Uniformitarian oceanographer Wolfgang Berger notes: "The agreement of dating by [basalt layers at the Brunhes-Matuyama boundary] and by Milankovitch tuning (urged by Shackleton et al. 1990) is the strongest argument yet for the correctness of Milankovitch theory." However, the original Pacemaker paper used 1973 age estimates from a paper by Nicholas Shackleton and Neil Opdyke, which assumed the most recent reversal of the Earth's magnetic field (Brunhes-Matuyama; B-M) occurred 700 thousand years ago, as obtained from potassium-argon dating. However, six years later, in 1979, uniformitarians revised the date to 730 thousand years ago. The date was later revised again, based on orbitally tuned chemical wiggles in the Galápagos deep-sea core, to 780 thousand years. Both ages cannot be true. When redone with the new estimates, the theory is no longer proven.
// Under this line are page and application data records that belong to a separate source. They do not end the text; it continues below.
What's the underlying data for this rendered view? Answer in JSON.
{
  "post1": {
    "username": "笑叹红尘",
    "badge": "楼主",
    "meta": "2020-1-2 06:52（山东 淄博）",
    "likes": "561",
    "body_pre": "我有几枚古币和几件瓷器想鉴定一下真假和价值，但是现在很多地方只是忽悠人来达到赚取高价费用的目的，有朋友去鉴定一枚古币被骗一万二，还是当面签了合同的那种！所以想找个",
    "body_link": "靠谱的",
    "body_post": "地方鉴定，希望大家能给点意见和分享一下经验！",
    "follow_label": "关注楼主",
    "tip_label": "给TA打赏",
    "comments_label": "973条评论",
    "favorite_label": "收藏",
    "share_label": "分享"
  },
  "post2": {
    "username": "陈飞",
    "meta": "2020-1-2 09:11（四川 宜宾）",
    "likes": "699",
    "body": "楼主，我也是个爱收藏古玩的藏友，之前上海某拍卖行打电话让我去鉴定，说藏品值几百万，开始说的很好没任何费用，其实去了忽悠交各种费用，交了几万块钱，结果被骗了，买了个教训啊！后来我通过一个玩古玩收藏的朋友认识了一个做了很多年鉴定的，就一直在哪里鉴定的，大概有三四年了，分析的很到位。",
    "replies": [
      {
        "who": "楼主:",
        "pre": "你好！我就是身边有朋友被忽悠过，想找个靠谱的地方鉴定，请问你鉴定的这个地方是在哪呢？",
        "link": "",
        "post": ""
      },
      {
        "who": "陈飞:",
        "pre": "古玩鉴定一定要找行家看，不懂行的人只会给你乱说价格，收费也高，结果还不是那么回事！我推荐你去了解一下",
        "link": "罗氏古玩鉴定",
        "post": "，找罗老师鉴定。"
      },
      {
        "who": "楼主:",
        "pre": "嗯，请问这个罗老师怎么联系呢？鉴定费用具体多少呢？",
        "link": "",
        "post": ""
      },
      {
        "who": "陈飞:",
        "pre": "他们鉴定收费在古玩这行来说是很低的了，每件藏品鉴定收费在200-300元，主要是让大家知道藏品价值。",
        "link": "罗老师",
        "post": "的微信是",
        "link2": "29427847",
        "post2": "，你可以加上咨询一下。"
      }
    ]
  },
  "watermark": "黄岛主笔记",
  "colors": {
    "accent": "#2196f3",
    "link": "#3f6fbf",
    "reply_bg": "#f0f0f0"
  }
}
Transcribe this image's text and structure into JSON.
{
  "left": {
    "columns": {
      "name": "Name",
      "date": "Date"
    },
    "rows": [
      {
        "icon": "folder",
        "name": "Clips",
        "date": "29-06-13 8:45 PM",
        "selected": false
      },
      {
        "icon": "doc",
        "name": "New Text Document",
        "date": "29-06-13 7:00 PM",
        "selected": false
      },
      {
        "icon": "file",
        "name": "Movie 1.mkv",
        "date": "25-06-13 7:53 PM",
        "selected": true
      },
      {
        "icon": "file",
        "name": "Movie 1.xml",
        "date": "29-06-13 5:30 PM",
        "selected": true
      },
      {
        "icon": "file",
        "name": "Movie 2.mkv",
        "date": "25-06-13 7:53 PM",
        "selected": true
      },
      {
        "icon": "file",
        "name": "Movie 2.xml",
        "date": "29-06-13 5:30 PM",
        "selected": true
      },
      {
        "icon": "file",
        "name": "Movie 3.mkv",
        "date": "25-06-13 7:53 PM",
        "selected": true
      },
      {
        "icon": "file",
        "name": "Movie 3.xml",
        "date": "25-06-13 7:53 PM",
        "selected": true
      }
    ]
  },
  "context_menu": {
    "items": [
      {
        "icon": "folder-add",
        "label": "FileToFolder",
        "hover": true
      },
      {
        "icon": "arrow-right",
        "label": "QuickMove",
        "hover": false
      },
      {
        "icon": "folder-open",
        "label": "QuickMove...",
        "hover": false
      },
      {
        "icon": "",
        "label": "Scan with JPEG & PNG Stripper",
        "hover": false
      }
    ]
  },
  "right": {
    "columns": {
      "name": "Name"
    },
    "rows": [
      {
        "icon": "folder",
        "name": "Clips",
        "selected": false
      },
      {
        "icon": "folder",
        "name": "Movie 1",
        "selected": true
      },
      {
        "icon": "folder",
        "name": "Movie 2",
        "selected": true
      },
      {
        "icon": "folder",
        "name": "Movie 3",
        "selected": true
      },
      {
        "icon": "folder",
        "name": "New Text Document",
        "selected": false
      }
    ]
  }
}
- Hays, J.D., J. Imbrie, and N.J. Shackleton. 1976. Variations in the Earth's Orbit: Pacemaker of the Ice Ages. Science. 194 (4270): 1121-1132.
- Herbert, J. 2014. Ice Cores, Seafloor Sediments, and the Age of the Earth, Part 1. Acts & Facts. 43 (6): 12-14
- Renne, P. R. et al. 1994. Intercalibration of astronomical and radioisotope time. Geology. 22 (9): 783-786
- Vardiman, L. 2001. Climates Before and After the Genesis Flood. El Cajon, CA: Institute for Creation Research, 79.
- Berger, W. H. 2014. On the Beginnings of Palaeoceanography: Foraminifera, Pioneers, and the Albatross Expedition. In Landmarks in Foraminiferal Micropalaeontology: History and Development. A. J. Bowden, F. J. Gregory, and A.S. Henderson, eds. London: Geological Society Publishing House: 169.
- Shackleton, N.J. and N. D. Opdyke. 1973. Oxygen Isotope and Palaeomagnetic Stratigraphy of Equatorial Pacific Core V28-238: Oxygen Isotope Temperatures and Ice Volumes on a 10[to the fifth power] Year and 10[to the sixth power] Scale. Quaternary Research. 3 (1): 39-55
- Mankinen, E. A. and G. B. Dalrymple. 1979. Revised Geomagnetic Polarity Time Scale for the Interval 0-5 m.y. B.P. Journal of Geophysical Research: Solid Earth. 84 (B2): 615-626
- Spell, T.L. and I. McDougall. 1992. Revisions to the age of the Brunhes-Matuyama Boundary and the Pleistocene geomagnetic polarity timescale. Geophysical Research Letters. 19 (12): 1181-1184
- Hebert, J. 2016. Milankovitch Meltdown, Part 2. Acts & Facts. 45 (12): 10-13.
- All sources are as quoted from Hebert, J. January, 2017. Milankovitch Meltdown, Part 3. Acts & Facts. pp. 10-13